The Book of Samuel is universally acknowledged as one of the supreme achievements of biblical literature. Yet the book’s anonymous author was more than an inspired storyteller. The author was also an uncannily astute observer of political life and the moral compromises and contradictions that the struggle for power inevitably entails. The Beginning of Politics mines the story of Israel’s first two kings to unearth a natural history of power, providing a forceful new reading of what is arguably the first and greatest work of Western political thought.
Moshe Halbertal and Stephen Holmes show how the beautifully crafted narratives of Saul and David cut to the core of politics, exploring themes that resonate wherever political power is at stake. Through stories such as Saul’s madness, David’s murder of Uriah, the rape of Tamar, and the rebellion of Absalom, the book’s author deepens our understanding not only of the necessity of sovereign rule but also of its costs—to the people it is intended to protect and to those who wield it. What emerges from the meticulous analysis of these narratives includes such themes as the corrosive grip of power on those who hold and compete for power; the ways in which political violence unleashed by the sovereign on his own subjects is rooted in the paranoia of the isolated ruler and the deniability fostered by hierarchical action through proxies; and the intensity with which the tragic conflict between political loyalty and family loyalty explodes when the ruler’s bloodline is made into the guarantor of the all-important continuity of sovereign power.
The Beginning of Politics is a timely meditation on the dark side of sovereign power and the enduring dilemmas of statecraft.
Awards and Recognition
- World’s 2017 Book of the Year in “History”
"A brilliant analysis."—Marvin Olasky, World Magazine
"Although an investigation of political power in Old Testament writings might be useful in squaring certain passages, the real value here is exploring these books as a first look into the dynamics of early politics."—Library Journal
"The real value here is exploring these books as a first look into the dynamics of early politics."—Library Journal
"In their brilliant book, The Beginning of Politics, Moshe Halbertal and Stephen Holmes look at Saul, sitting on the heights of power, holding the spear which he has twice used to try and kill David (see I Sam 18:10-12 and 19:9-10)."—Brent Chaim Spodek, The Times of Israel
"[The authors] convincingly demonstrate that the anonymous author of the Book of Samuel offers a wide range of penetrating political insights. . . . This is a superb study of a superb book."—Shmuel Ben-Gad, Association of Jewish Libraries Reviews
"A fascinating interpretation."—John Fea, The Way of Improvement
"A fresh and engaging examination of the book of Samuel.
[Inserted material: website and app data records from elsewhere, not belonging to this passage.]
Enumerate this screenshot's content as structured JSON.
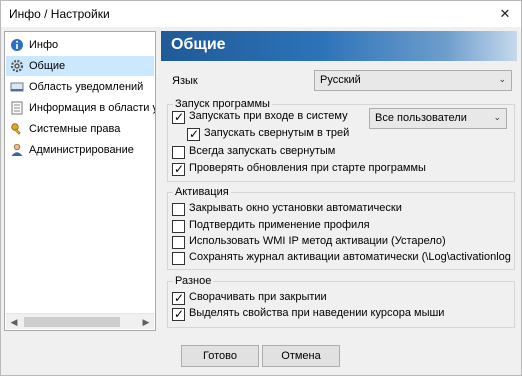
{
  "window": {
    "title": "Инфо / Настройки",
    "close_glyph": "✕"
  },
  "sidebar": {
    "items": [
      {
        "label": "Инфо",
        "icon": "info-icon"
      },
      {
        "label": "Общие",
        "icon": "gear-icon",
        "selected": true
      },
      {
        "label": "Область уведомлений",
        "icon": "notification-area-icon"
      },
      {
        "label": "Информация в области у",
        "icon": "tray-info-icon"
      },
      {
        "label": "Системные права",
        "icon": "key-icon"
      },
      {
        "label": "Администрирование",
        "icon": "admin-user-icon"
      }
    ],
    "scroll_left": "◀",
    "scroll_right": "▶"
  },
  "main": {
    "title": "Общие",
    "language": {
      "label": "Язык",
      "value": "Русский"
    },
    "startup": {
      "title": "Запуск программы",
      "run_at_login": {
        "label": "Запускать при входе в систему",
        "checked": true
      },
      "users_select": {
        "value": "Все пользователи"
      },
      "start_minimized_tray": {
        "label": "Запускать свернутым в трей",
        "checked": true
      },
      "always_minimized": {
        "label": "Всегда запускать свернутым",
        "checked": false
      },
      "check_updates": {
        "label": "Проверять обновления при старте программы",
        "checked": true
      }
    },
    "activation": {
      "title": "Активация",
      "close_setup_window": {
        "label": "Закрывать окно установки автоматически",
        "checked": false
      },
      "confirm_profile": {
        "label": "Подтвердить применение профиля",
        "checked": false
      },
      "use_wmi": {
        "label": "Использовать WMI IP метод активации (Устарело)",
        "checked": false
      },
      "save_log": {
        "label": "Сохранять журнал активации автоматически (\\Log\\activationlog",
        "checked": false
      }
    },
    "misc": {
      "title": "Разное",
      "minimize_on_close": {
        "label": "Сворачивать при закрытии",
        "checked": true
      },
      "highlight_on_hover": {
        "label": "Выделять свойства при наведении курсора мыши",
        "checked": true
      }
    }
  },
  "buttons": {
    "ok": "Готово",
    "cancel": "Отмена"
  },
  "glyphs": {
    "check": "✓",
    "chevron": "⌄"
  },
  "colors": {
    "selection": "#cce8ff",
    "banner": "#2d73b8"
  }
}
Halbertal and Holmes present original insights. . . . The book is a stimulating read for specialists yet still accessible enough for a semi-popular audience."—Erin E. Fleming, Hebrew Studies
"Though the biblical narrative of Saul and David has been the subject of much literary analysis, Moshe Halbertal and Stephen Holmes illuminate it in a fresh way through their focus on politics. They make a persuasive case that the biblical writer evinces probing insight into the consequences of the pursuit of power, insight that is still relevant to the political constellations of our own era."—Robert Alter, author of Strong as Death Is Love: The Song of Songs, Ruth, Esther, Jonah, and Daniel, a Translation with Commentary
"The Beginning of Politics is an unprecedented feat that contributes to biblical scholarship as well as our understanding of politics in general. In particular, in their brilliant unraveling of the relations among David, Uriah, and Joab, Halbertal and Holmes show how the calculations of political rulers may be thwarted by their attempts to hide their intentions and by chains of obedience and violence that escape the control of their initiators."—Jon Elster, Columbia University
"Truly remarkable. The greatness of the Book of Samuel is due in part to its matchless account of politics and political psychology, and there is no better book to bring this account to light than this one."—Avishai Margalit, Hebrew University of Jerusalem
"By treating the author of Samuel as an ancient Machiavelli, Halbertal and Holmes enable readers to approach the biblical story in a new way while enhancing their understanding of the workings of political survival and the dynamics of power."—Steven Weitzman, author of Solomon: The Lure of Wisdom
"For Halbertal and Holmes, the author of Samuel is a writer of singular political insight, a brilliant student of politics, and indeed, a political theorist avant la lettre. This is a wonderful discovery. The Beginning of Politics is a work of deep and original scholarship."—Michael Walzer, author of In God's Shadow: Politics in the Hebrew Bible